▶ [Task details] Reply with the data below, repeated exactly in full.

▶ [Extracted material]
******
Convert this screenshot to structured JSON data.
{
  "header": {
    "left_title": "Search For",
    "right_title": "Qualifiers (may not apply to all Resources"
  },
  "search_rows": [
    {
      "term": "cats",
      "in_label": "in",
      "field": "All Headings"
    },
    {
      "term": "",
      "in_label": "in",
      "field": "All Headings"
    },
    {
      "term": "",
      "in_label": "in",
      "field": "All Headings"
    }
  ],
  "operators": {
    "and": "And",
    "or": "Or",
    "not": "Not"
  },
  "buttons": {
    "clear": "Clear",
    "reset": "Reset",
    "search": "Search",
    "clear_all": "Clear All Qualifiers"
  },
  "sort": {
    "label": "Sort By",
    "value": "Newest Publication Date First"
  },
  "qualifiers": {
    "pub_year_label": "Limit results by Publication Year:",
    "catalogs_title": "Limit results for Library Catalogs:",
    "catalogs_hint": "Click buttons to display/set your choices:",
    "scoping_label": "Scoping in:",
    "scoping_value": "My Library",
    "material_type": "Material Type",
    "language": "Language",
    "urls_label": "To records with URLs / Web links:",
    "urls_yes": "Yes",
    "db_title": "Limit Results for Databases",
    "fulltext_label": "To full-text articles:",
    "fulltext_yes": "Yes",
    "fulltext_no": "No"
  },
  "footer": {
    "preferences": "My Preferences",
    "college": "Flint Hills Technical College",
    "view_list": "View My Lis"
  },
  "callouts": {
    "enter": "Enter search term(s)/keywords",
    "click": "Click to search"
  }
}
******
▶ [Task solution]
Convert this screenshot to structured JSON data.
{
  "header": {
    "left_title": "Search For",
    "right_title": "Qualifiers (may not apply to all Resources"
  },
  "search_rows": [
    {
      "term": "cats",
      "in_label": "in",
      "field": "All Headings"
    },
    {
      "term": "",
      "in_label": "in",
      "field": "All Headings"
    },
    {
      "term": "",
      "in_label": "in",
      "field": "All Headings"
    }
  ],
  "operators": {
    "and": "And",
    "or": "Or",
    "not": "Not"
  },
  "buttons": {
    "clear": "Clear",
    "reset": "Reset",
    "search": "Search",
    "clear_all": "Clear All Qualifiers"
  },
  "sort": {
    "label": "Sort By",
    "value": "Newest Publication Date First"
  },
  "qualifiers": {
    "pub_year_label": "Limit results by Publication Year:",
    "catalogs_title": "Limit results for Library Catalogs:",
    "catalogs_hint": "Click buttons to display/set your choices:",
    "scoping_label": "Scoping in:",
    "scoping_value": "My Library",
    "material_type": "Material Type",
    "language": "Language",
    "urls_label": "To records with URLs / Web links:",
    "urls_yes": "Yes",
    "db_title": "Limit Results for Databases",
    "fulltext_label": "To full-text articles:",
    "fulltext_yes": "Yes",
    "fulltext_no": "No"
  },
  "footer": {
    "preferences": "My Preferences",
    "college": "Flint Hills Technical College",
    "view_list": "View My Lis"
  },
  "callouts": {
    "enter": "Enter search term(s)/keywords",
    "click": "Click to search"
  }
}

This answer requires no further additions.